This is the dictionary that we used when my grandparents and I played Scrabble. I was quite young and they were kind enough to let me look up words before I made a play. I still have their original Scrabble game with its real wood letter tiles. In the box are the scores recorded from some of those early games written in my grandfather's hand. As a civil engineer, he was the one good at math and we trusted his addition skills.
Webster's Collegiate Dictionary, Fifth Edition has a copyright date of 1947. The cover is dark brown with decorative embossing and the title is stamped in gold. The letters are thumb-indexed and a black-and-white portrait of Mr. Noah Webster graces page one. It was printed by H.G. Houghton and Company, Electrotypers, Printers, and Binders in Cambridge, Massachusetts. It is based on Webster's New International Dictionary, Second Edition, copyright 1934.
My grandfather wrote his name in pencil on the inside cover. Underneath that, in pen, my grandmother had written his full name, their address, and noted Christmas, 19--. I wonder why she didn't know the year that it was given as a gift? Perhaps she wrote this entry after my grandfather died and couldn't remember the date but wanted to make note of the circumstances.

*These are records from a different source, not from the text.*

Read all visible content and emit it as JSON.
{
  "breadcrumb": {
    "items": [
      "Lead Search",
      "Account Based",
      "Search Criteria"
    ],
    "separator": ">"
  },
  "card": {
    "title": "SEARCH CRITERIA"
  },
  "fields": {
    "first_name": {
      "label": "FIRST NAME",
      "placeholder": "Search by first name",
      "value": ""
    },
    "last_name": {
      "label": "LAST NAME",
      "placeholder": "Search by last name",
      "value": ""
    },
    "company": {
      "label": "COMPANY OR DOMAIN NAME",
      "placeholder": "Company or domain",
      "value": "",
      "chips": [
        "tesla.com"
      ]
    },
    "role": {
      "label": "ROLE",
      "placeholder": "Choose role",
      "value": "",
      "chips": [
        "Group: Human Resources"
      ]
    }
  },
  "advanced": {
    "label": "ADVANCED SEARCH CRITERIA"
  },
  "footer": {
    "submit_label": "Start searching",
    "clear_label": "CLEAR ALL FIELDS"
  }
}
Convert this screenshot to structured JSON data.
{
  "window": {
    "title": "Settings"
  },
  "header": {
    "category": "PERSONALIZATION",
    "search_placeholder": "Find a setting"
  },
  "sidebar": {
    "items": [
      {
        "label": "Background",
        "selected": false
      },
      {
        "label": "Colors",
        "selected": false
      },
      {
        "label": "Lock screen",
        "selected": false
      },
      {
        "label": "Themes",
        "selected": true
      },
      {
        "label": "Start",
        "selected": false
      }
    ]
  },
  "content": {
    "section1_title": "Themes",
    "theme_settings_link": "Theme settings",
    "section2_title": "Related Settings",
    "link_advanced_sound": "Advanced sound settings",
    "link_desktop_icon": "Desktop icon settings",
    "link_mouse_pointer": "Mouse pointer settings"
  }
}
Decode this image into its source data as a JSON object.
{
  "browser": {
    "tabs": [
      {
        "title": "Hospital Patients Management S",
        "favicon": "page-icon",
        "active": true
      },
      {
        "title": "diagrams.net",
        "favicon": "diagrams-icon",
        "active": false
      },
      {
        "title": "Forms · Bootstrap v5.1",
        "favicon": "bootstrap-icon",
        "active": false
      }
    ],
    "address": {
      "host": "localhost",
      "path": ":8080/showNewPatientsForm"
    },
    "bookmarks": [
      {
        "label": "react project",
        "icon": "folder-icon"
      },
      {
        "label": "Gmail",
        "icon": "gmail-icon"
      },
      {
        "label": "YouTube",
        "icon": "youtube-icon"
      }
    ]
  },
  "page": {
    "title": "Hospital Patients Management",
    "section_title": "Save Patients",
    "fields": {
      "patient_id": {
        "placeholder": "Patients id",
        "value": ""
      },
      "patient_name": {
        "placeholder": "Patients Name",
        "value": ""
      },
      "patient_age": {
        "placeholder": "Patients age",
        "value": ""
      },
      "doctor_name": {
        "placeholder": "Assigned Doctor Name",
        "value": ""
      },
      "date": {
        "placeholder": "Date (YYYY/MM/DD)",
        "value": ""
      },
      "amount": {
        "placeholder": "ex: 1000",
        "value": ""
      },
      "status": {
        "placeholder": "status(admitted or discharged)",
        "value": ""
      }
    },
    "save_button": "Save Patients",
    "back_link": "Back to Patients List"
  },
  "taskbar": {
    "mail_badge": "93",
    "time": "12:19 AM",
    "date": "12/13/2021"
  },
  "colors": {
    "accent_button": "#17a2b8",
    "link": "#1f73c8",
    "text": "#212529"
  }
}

Weighing in at 1276 pages, this is a hefty book of words. It contains 1800 illustrations, a listing of Colleges and Universities, a biographical dictionary, and a pronouncing gazetteer. So in case you should ever want to untangle the pronunciation of Tsinling Shan, a mountain range in China, this is your book.
I love the dictionary's illustration of this little fellow.
There is a list of Common English Christian Names - both men's and women's. And who could do without the section on Foreign Words and Phrases including Proverbs, Colloquial Expressions, and the Mottoes of the States and Leading Nations.
And here is something a bit outdated: a section titled Preparation of Copy for the Press advising that your "Manuscript should be kept and mailed flat. If necessary, it may be folded, but it should never by rolled." The editors have kindly included an explanation of proofreading marks and have used them to correct a proof of Lincoln's Gettysburg Address.
Seven pages of New Words include definitions for air condition, jam session, newscaster, and televise.
In the Preface, the dictionary user is told that Lowland Scottish terms, which formed a separate glossary in the previous edition of the Collegiate, have in this book been made an integral part of the general vocabulary. The selections of these terms, based on their use by such authors as Burns and Scott, has been made under the supervision of the Editor in Chief.
Remember, this was back in the day when Robert Burns and Sir Walter Scott would have been household names. No need to identify them by first name!
I wrote about three other of the seven dictionaries that sit on my shelves here and here. Getting to know my word companions and writing about them is proving to be quite a nostalgic project.
Thank you, Mr. Webster.